The soundtrack to Atom Egoyan's The Sweet Hereafter boasts an expansive folk/international mix tailored made for the film's atmospheric study of loss and guilt. Featuring original material by Mychael Danna, the disc spotlights the wan vocal talents of Sarah Polley (who also appears in the film and contributes some music and lyrics here) enveloped in lean and ethereal backdrops; the accompaniment comes courtesy of the Toronto Consort and a combo that includes Danna on Harmonium and Kim Deschamps on pedal steel.

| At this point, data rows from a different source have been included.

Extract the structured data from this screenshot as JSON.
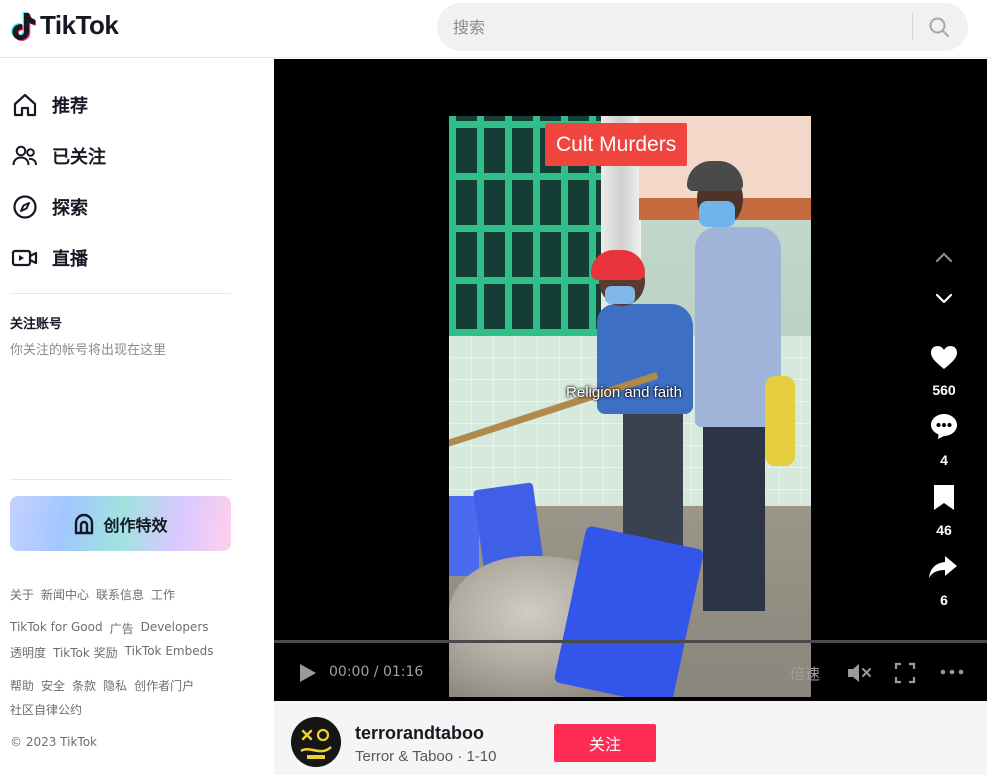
{
  "header": {
    "logo_text": "TikTok",
    "search_placeholder": "搜索"
  },
  "sidebar": {
    "nav": [
      {
        "label": "推荐",
        "icon": "home-icon"
      },
      {
        "label": "已关注",
        "icon": "following-icon"
      },
      {
        "label": "探索",
        "icon": "compass-icon"
      },
      {
        "label": "直播",
        "icon": "live-icon"
      }
    ],
    "following_title": "关注账号",
    "following_empty": "你关注的帐号将出现在这里",
    "create_effects_label": "创作特效",
    "footer": [
      [
        "关于",
        "新闻中心",
        "联系信息",
        "工作"
      ],
      [
        "TikTok for Good",
        "广告",
        "Developers"
      ],
      [
        "透明度",
        "TikTok 奖励",
        "TikTok Embeds"
      ],
      [
        "帮助",
        "安全",
        "条款",
        "隐私",
        "创作者门户"
      ],
      [
        "社区自律公约"
      ],
      [
        "© 2023 TikTok"
      ]
    ]
  },
  "video": {
    "badge": "Cult Murders",
    "caption": "Religion and faith",
    "time": "00:00 / 01:16",
    "speed_label": "倍速",
    "progress": 0
  },
  "actions": {
    "likes": "560",
    "comments": "4",
    "saves": "46",
    "shares": "6"
  },
  "author": {
    "username": "terrorandtaboo",
    "subtitle": "Terror & Taboo · 1-10",
    "follow_label": "关注"
  },
  "colors": {
    "accent": "#fe2c55",
    "badge": "#f0443f"
  }
}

Also on hand are ney player extraordinaire Hossein Omoumi and flautist Ron Korb, both of whom fit snug on the many Middle Eastern-flavored sides they guest on. In addition to the Danna material, the soundtrack also features numbers by Jane Siberry and the Tragically Hip.

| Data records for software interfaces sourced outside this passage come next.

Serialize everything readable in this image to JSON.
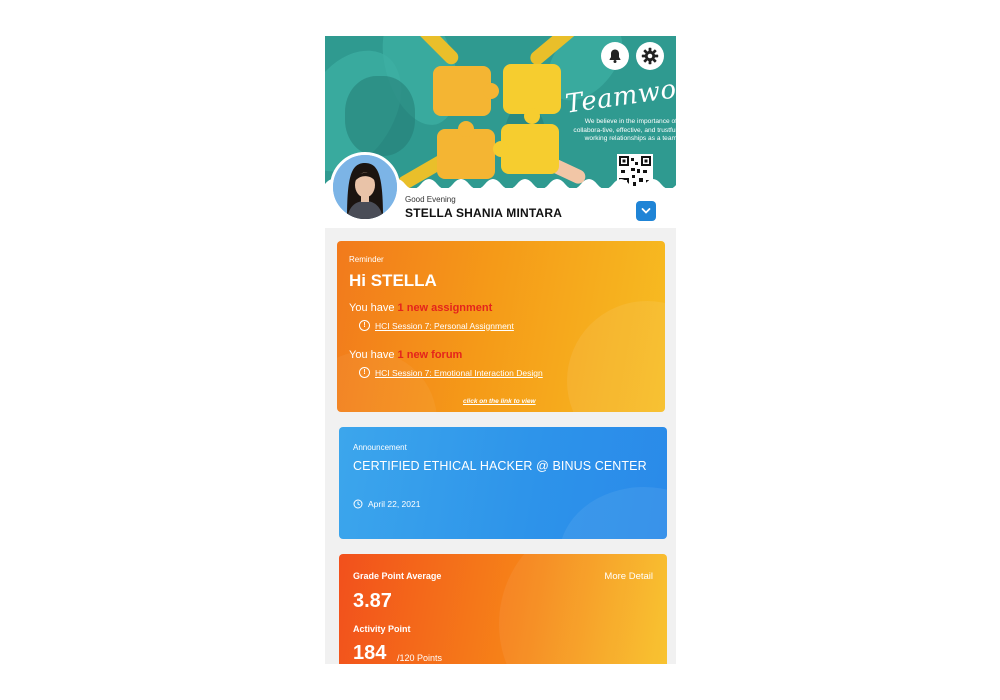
{
  "banner": {
    "headline": "Teamwork",
    "tagline": "We believe in the importance of collabora-tive, effective, and trustful working relationships as a team"
  },
  "header_icons": [
    "bell-icon",
    "gear-icon"
  ],
  "profile": {
    "greeting": "Good Evening",
    "name": "STELLA SHANIA MINTARA"
  },
  "reminder": {
    "label": "Reminder",
    "greeting": "Hi STELLA",
    "items": [
      {
        "prefix": "You have",
        "highlight": "1 new assignment",
        "link": "HCI Session 7: Personal Assignment"
      },
      {
        "prefix": "You have",
        "highlight": "1 new forum",
        "link": "HCI Session 7: Emotional Interaction Design"
      }
    ],
    "footer": "click on the link to view"
  },
  "announcement": {
    "label": "Announcement",
    "title": "CERTIFIED ETHICAL HACKER @ BINUS CENTER",
    "date": "April 22, 2021"
  },
  "gpa": {
    "label": "Grade Point Average",
    "more": "More Detail",
    "value": "3.87",
    "activity_label": "Activity Point",
    "activity_value": "184",
    "activity_unit": "/120 Points"
  },
  "colors": {
    "banner": "#2f9a90",
    "reminder_start": "#f27a1c",
    "reminder_end": "#f7bd22",
    "announcement": "#2d93ea",
    "gpa_start": "#f2501c",
    "gpa_end": "#f8c125",
    "highlight": "#e4241c",
    "accent": "#1f84d6"
  }
}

When veteran film composer Mychael Danna entered 2006, he probably thought his tradition-drenched, Renaissance-inspired score to this film about the opening chapter of "the greatest story ever told" would be heard by more people than the quirkier one he wrote for Little Miss Sunshine. But Sunshine was a Best Picture Oscar nominee and this one proved to be just a reasonably popular Jesus story. Recorded in Los Angeles, The Nativity Story score artfully blends native Middle Eastern instruments like Persian and Turkish ney flutes with more traditional pre-Baroque European ones like the viola de gamba, vielle, harp, and recorders. Danna's dual intent seemed to be to ground the story in its geographical roots while also underscoring the power the story had over the Western world in subsequent centuries.

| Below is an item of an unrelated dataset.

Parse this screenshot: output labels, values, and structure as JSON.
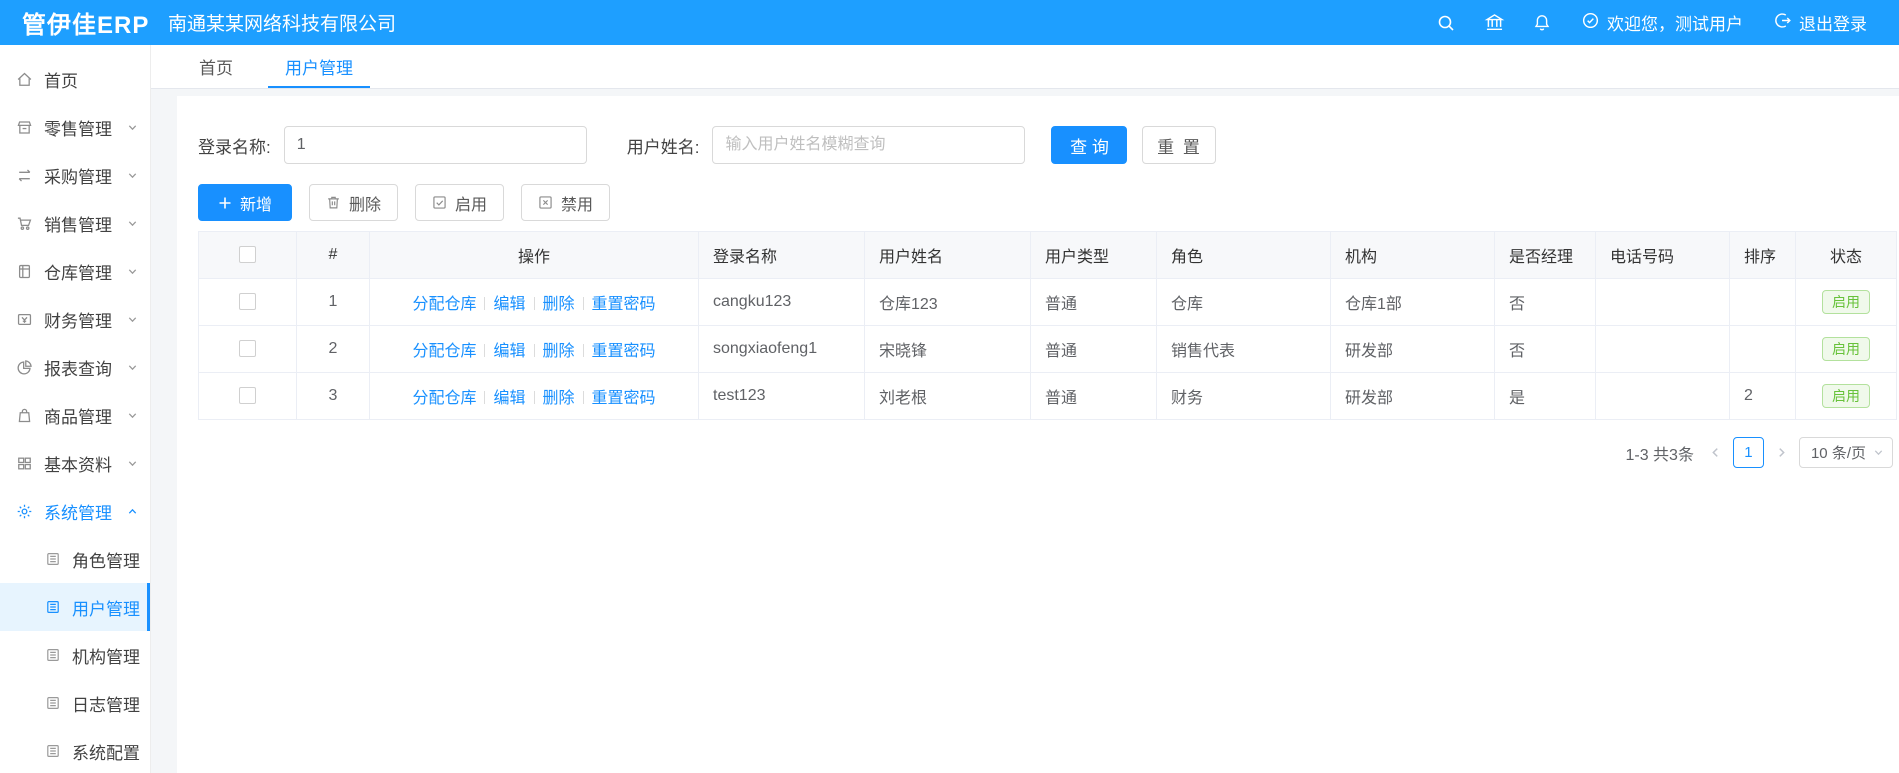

Written and recorded by brothers Mychael & Jeff Danna between their other scoring projects, A Celtic Tale is the soundtrack to an imaginary film of the Irish legend of Deirdre. Both the album and the legend reflect many aspects of love and sorrow. The Danna brothers mix Celtic folk, symphonic, and ambient music into a distinctive and fitting setting for Deirdre's star-crossed story. Though she is betrothed to a king, Deirdre finds her true love; she and her lover are exiled. When they try to return to their land, Deirdre's lover is killed, and she is imprisoned by the king she was to marry. Love and war blend in Deirdre's story; similarly, the music combines authentic Celtic instruments such as fiddle, tin whistle, flute, uilleann and highland pipes, and wire-strung harp with orchestral power and electronic atmospherics. Both listenable and powerful, A Celtic Tale showcases the Dannas' skill for creating emotionally accessible, technically beautiful music.
Monsoon Wedding is Mychael Danna's second collaboration with film director Mira Nair, (Kama Sutra was the first), and he has again compiled a winning soundtrack. Danna explores a wide range of emotions, from solemn to celebratory, through different generations of Indian culture. The contemplative "Good Indian Girls" and "Hold Me, I'm Falling" feature Danna's trademark piano ambience over traditional Indian instrumentation, and the vivacious "Baraat" sounds like a Punjabi variation on Dixieland, while "Delhi.com" ventures into dreamy ethno-techno territory. Sukhwinder Singh's "Today My Heart Desires" serves up lively bhangra rock, and Laxmikant Pyarelal's "Today the Weather Plays Tricks on Me" (performed by Mohammed Rafi) swoons with strings and male vocals. In all, the soundtrack's pleasing variety of Eastern music mirrors the film's old and new worlds living within a singular culture.